This Eurovision performance has it all – microphones disguised as flowers, quirky on-stage costume changes, an oddly hypnotic waggly leg dance move, a sassy violinist, and a singer who bears an uncanny resemblance to Draco Malfoy. But most importantly, it features the return of the man the Internet christened Epic Sax Guy, who originally went viral at 2010’s contest. Moldova wisely learnt from the mistakes of that year, namely: too much singing, not enough sax. This time, Epic Sax Guy was put front and centre, and given a total earworm of a riff to blast out again… and again… and again. He came, he saw, he saxed it up; Epic Sax Guy, we salute you.

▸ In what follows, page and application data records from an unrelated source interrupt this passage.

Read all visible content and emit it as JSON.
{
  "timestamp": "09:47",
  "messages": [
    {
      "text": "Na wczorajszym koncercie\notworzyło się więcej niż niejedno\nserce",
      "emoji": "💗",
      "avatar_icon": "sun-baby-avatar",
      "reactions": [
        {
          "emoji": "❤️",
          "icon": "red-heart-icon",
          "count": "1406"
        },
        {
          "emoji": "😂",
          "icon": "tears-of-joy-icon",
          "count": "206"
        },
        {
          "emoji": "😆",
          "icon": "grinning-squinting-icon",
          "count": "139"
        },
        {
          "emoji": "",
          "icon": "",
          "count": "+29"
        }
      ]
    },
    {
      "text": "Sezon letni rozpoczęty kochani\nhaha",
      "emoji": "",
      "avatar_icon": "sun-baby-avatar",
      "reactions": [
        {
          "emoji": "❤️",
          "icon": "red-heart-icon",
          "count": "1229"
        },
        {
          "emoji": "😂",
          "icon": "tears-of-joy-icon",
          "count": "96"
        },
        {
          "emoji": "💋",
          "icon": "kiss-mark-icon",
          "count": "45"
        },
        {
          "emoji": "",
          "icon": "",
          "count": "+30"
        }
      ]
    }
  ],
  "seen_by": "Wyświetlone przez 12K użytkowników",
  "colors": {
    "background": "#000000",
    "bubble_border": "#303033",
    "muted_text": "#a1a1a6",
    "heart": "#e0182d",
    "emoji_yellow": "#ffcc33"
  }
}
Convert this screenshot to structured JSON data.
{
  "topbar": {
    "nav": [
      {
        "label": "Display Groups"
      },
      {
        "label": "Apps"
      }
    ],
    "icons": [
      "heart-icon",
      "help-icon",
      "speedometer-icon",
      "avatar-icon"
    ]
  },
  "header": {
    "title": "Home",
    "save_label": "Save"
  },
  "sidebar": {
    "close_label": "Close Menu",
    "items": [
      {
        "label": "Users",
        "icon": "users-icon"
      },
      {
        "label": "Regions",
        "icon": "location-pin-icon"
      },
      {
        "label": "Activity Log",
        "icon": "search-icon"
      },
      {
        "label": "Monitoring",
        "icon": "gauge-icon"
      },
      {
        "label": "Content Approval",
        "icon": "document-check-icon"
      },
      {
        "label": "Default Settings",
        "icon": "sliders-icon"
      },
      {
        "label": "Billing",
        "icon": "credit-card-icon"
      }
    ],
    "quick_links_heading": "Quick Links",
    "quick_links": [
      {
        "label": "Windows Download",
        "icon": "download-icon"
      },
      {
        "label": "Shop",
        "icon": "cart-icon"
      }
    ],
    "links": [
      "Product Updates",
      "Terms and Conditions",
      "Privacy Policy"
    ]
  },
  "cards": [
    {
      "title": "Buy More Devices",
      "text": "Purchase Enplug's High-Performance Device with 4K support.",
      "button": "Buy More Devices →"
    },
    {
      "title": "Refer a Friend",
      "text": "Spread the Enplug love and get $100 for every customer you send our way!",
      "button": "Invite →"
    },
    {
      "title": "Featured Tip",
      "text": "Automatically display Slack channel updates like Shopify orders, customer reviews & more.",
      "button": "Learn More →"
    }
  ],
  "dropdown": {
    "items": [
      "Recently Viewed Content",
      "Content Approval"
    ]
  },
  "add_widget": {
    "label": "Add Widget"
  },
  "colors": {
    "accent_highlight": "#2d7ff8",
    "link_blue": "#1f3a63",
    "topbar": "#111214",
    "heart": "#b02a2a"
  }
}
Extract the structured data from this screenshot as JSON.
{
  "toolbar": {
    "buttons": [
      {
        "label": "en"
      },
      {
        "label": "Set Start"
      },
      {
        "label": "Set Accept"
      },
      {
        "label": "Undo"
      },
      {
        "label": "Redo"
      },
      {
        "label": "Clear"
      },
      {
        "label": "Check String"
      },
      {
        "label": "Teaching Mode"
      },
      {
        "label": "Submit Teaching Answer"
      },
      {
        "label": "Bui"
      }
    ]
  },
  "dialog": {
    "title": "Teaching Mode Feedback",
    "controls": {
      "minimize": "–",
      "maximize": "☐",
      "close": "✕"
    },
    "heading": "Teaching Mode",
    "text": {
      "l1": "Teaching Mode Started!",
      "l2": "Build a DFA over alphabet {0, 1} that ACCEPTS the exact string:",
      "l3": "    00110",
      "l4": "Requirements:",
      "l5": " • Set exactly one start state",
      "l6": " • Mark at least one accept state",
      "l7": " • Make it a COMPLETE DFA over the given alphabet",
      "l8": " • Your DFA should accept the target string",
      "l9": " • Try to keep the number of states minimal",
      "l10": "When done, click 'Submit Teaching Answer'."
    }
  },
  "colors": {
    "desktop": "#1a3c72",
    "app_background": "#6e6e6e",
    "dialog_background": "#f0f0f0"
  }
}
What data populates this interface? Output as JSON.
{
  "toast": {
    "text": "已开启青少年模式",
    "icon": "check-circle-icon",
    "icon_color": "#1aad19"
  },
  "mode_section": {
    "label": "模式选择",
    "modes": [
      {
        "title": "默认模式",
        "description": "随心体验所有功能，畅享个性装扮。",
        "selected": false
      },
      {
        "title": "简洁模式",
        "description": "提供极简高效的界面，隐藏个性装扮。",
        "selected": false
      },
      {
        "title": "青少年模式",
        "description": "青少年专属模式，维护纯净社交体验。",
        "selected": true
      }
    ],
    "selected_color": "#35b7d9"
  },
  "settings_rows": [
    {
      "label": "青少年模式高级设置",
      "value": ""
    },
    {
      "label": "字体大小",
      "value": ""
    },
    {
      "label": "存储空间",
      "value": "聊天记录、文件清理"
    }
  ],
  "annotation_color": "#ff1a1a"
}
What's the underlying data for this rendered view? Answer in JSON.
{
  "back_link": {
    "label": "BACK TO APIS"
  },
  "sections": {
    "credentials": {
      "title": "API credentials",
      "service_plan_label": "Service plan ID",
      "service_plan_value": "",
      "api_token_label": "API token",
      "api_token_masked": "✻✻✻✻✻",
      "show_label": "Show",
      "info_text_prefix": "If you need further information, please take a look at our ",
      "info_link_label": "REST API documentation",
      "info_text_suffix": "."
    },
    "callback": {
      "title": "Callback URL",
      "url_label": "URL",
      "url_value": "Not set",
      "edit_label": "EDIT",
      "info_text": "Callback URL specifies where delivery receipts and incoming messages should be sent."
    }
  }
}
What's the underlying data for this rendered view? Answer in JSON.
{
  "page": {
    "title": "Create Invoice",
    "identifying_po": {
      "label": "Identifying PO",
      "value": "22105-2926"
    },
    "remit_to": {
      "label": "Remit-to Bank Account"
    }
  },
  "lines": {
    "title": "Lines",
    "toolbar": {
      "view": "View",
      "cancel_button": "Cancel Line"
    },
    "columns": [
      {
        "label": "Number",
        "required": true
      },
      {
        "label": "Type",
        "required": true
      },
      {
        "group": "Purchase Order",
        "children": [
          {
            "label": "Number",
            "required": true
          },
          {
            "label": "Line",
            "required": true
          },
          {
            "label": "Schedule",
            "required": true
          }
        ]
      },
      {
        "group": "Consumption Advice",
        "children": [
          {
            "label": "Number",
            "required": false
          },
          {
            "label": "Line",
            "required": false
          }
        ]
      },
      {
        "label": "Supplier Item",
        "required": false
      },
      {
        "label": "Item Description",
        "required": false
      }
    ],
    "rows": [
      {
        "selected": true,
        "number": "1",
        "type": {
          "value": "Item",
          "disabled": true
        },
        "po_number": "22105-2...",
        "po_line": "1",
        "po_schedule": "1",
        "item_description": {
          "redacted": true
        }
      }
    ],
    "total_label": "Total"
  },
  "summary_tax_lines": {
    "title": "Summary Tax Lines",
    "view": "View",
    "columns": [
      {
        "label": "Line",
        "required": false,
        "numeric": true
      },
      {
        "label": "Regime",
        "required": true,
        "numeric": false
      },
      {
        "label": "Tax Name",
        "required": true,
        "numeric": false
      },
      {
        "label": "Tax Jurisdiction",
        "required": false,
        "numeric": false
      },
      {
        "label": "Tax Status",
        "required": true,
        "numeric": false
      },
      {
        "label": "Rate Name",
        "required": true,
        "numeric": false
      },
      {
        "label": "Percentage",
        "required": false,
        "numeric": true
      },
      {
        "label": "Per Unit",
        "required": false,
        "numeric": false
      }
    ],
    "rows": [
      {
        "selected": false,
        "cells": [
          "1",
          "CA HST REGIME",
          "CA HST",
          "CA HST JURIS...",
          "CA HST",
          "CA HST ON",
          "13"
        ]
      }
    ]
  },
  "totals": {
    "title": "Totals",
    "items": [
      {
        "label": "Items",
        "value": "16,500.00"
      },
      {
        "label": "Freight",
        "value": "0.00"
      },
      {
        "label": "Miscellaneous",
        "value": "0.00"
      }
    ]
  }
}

Yodel It! – Ilinca ft. Alex Florea, Romania
May we present you with the yodel-rap mash-up you never knew you needed? You’re welcome.
Wild Dances – Ruslana, Ukraine
If in doubt, stick a horn on it. That’s the philosophy of Ruslana’s winning entry from 2004, which features an unforgettable horn intro that leads into pounding tribal beats, primal calls to the wild, skimpy leather costumes and a performance that’s at least 80 percent equal-opportunities hairography. Dothraki never sounded so good.
Sound Of Silence – Dami Im, Australia
Yes, definitely-not-part-of-Europe Australia has somehow become part of Eurovision, *shrug emoji*. We’re not entirely sure how that happened, but frankly, we’re not complaining if they keep sending songs this good. 2016’s runner-up Dami Im wisely side-steps wacky dance routines by simply having a nice sit-down on a sparkly box, and hits all her high notes in this soaring power ballad with consummate ease.
Bonus: Think About Things – Daði og Gagnamagnið, Iceland
Whilst Eurovision 2020 ended up being cancelled, we can all agree that Iceland’s Daði Freyr and his band Gagnamagnið were the real winners. Led by a long-haired, long-limbed electropop genius, dressed in matching green jumpers adorned with cartoon versions of themselves, perfectly executing a TikTok-bait dance routine and wielding keytars that they then pretended to play like saxophones, Daði and friends were so defiantly uncool, they somehow became the absolute epitome of cool.
All performed with tongue very much in cheek, Think About Things is a total synth-packed stomper, has won high-profile fans in the shape of Russell Crowe and Jennifer Garner, and will hip-thrust its way into your brain within seconds. And yes, you can now buy your very own version of the jumper on Daði’s website.